Every Wednesday morning, the market comes to Alghero! Compared to some other towns we visited, the market in Alghero had many stands with everything from clothes to local cheese. Walk around, sample the food and bargain. Fun morning!

If you’re lucky, there is also a market along the waterfront on some evenings. We were there for the midsummer celebration and enjoyed a market for two or three nights.

If you need to stretch your legs after all that ice cream and great food, I recommend renting a bike for the day. We biked along the ocean towards the Bombarde beach which is located about 9 km from Alghero. Most of the time, it was a pretty easy ride on a dedicated bike lane. On the way from Alghero, we passed through the town of Fertilia which borders a nature reserve and has an old roman bridge and a view point.
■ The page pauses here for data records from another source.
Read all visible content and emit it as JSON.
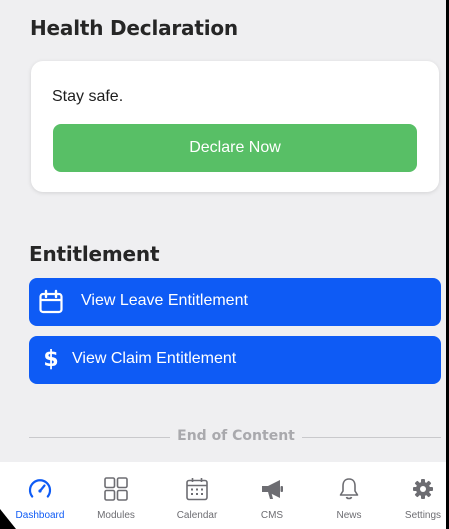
{
  "health": {
    "title": "Health Declaration",
    "card_text": "Stay safe.",
    "declare_button": "Declare Now"
  },
  "entitlement": {
    "title": "Entitlement",
    "leave_button": "View Leave Entitlement",
    "claim_button": "View Claim Entitlement",
    "leave_icon": "calendar-icon",
    "claim_icon": "dollar-icon"
  },
  "footer": {
    "end_text": "End of Content"
  },
  "tabbar": {
    "active": "Dashboard",
    "items": [
      {
        "label": "Dashboard",
        "icon": "speedometer-icon"
      },
      {
        "label": "Modules",
        "icon": "grid-icon"
      },
      {
        "label": "Calendar",
        "icon": "calendar-icon"
      },
      {
        "label": "CMS",
        "icon": "megaphone-icon"
      },
      {
        "label": "News",
        "icon": "bell-icon"
      },
      {
        "label": "Settings",
        "icon": "gear-icon"
      }
    ]
  },
  "colors": {
    "background": "#efeff1",
    "green": "#58bf66",
    "blue": "#0e5bf5",
    "active_tab": "#0e5bf5",
    "inactive_tab": "#6d6d72"
  }
}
Once at the turnoff to the beach, be prepared to go downhill – and a steep hill at that. Check your brakes beforehand and go slow. And don’t think about having to go back up that hill… The Bombarde beach is totally worth the effort! We had a nice lunch at one of the beach bars and relaxed for a while. On the way back (after conquering that enormous hillside back to the main road), we stopped at Maria Pia beach to cool off.
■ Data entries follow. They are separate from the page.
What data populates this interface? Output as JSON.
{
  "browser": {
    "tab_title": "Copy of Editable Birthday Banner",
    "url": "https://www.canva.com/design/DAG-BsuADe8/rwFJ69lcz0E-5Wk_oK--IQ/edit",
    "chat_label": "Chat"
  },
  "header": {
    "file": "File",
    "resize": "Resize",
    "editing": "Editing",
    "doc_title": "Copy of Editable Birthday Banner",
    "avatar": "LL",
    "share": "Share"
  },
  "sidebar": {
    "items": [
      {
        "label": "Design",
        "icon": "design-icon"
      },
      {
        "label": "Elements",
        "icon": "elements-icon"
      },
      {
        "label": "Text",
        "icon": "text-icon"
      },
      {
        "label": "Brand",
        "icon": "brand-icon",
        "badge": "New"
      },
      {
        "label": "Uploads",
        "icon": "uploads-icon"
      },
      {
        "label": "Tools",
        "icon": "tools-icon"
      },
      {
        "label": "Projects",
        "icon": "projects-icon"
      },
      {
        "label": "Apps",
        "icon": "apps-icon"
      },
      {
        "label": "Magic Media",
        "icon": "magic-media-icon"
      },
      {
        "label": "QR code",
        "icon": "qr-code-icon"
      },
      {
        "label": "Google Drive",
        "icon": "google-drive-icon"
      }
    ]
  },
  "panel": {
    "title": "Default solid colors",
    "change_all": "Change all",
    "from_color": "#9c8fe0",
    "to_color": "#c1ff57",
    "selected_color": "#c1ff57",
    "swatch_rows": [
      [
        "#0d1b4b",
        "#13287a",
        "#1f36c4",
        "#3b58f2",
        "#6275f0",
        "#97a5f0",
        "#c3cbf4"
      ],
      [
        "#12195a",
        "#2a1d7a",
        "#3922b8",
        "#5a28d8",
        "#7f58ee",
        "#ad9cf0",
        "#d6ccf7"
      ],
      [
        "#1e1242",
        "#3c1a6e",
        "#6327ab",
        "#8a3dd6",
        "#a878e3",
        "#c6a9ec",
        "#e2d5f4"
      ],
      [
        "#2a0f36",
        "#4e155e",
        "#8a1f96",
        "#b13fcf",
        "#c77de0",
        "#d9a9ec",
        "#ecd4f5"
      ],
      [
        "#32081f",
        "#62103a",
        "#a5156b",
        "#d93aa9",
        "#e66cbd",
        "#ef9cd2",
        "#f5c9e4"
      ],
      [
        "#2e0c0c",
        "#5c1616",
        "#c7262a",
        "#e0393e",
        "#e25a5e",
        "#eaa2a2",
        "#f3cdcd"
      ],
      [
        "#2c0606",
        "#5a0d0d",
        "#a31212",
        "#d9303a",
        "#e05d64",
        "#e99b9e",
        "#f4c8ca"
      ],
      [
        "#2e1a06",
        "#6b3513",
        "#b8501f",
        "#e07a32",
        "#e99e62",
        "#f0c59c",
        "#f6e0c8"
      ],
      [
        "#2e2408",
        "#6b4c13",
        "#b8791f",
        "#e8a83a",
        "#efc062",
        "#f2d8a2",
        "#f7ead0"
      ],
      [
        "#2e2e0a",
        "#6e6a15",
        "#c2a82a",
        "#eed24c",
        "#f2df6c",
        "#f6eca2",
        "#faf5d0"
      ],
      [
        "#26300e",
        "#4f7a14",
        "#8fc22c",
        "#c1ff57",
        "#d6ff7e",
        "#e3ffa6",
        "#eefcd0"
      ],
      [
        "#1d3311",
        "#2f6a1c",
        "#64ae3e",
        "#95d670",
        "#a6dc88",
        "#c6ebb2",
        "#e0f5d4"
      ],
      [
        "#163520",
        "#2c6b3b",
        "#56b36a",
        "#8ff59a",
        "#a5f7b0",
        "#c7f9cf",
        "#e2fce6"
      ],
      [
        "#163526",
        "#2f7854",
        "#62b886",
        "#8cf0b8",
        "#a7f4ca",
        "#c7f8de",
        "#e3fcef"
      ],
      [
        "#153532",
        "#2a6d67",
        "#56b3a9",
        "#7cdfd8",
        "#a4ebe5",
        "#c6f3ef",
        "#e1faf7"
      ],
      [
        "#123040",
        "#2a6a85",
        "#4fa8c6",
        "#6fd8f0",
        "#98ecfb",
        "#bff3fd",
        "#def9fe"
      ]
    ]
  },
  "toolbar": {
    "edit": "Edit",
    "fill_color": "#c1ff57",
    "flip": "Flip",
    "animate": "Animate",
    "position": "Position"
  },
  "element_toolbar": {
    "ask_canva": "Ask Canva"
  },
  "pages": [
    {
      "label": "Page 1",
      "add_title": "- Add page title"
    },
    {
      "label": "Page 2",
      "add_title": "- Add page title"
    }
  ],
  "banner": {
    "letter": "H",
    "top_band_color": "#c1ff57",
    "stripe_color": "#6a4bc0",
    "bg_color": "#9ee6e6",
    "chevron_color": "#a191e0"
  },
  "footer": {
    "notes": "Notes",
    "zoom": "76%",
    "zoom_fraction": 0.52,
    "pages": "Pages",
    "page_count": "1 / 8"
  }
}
The Bombarde beach

Where to eat in Alghero?

We chose different restaurants for lunch and dinner everyday and most of them were good. From what I could see, most of the restaurants in the old town and around had basically the same dishes. We had a bit more fancy dinner one night on the city walls overlooking the ocean and they had a different menu. The drinks were usually the same price everywhere (around 3 euros for the local beer Ichnusa, about the same or 4 euros for a glass of local wine). For dessert, we usually had ice cream at one particular place that was very close to our hotel and with supernice staff.


  • Go to the foccacerias! You get a filling lunch for good value! If you’re lucky, you get a sandwich made of the typical Sardinian thin bread! There were plenty of sandwich places both in the old town and around. The sandwiches were usually about 5 euros.


  • Like I said above, most of the restaurants/pizzerias in the old town had the same kind of menu. I had lots of shellfish and mussels for dinner and thought it was great most nights. I actually can’t remember the names of the different restaurants as they were sort of the same… The pricing was usually the same as well as long as you’re not right by the water.
  • Restaurant Lido – beachside restaurant with meter long pizza. All was good and tasty, then a massive Italian family reunion started and it was impossible to hear each other across the table, so maybe check before you go inside (or outside I guess) . But the food was good!
  • Mirador – restaurante fortezza del sole – this was among the pricier dinners we had but the location was excellent on the city walls. We were happy with our food, especially the desserts which were creative as well as tasty. The wine list was extensive.

Ice cream

  • Gelateria Mont Blanc – They sure love their gelato in Italy! We found our favorite place near the beach and tried most of the flavors. The staff was great and there were tables right by the water. They are combined with a pizzeria/restaurant which had tasty food as well! Remember to try the traditional Sardinian flavors such as almond, nougat, figs and honey. The gelateria is located about a 20 min walk from the old town.

Want to explore northern Sardinia and maybe go to Corsica in France?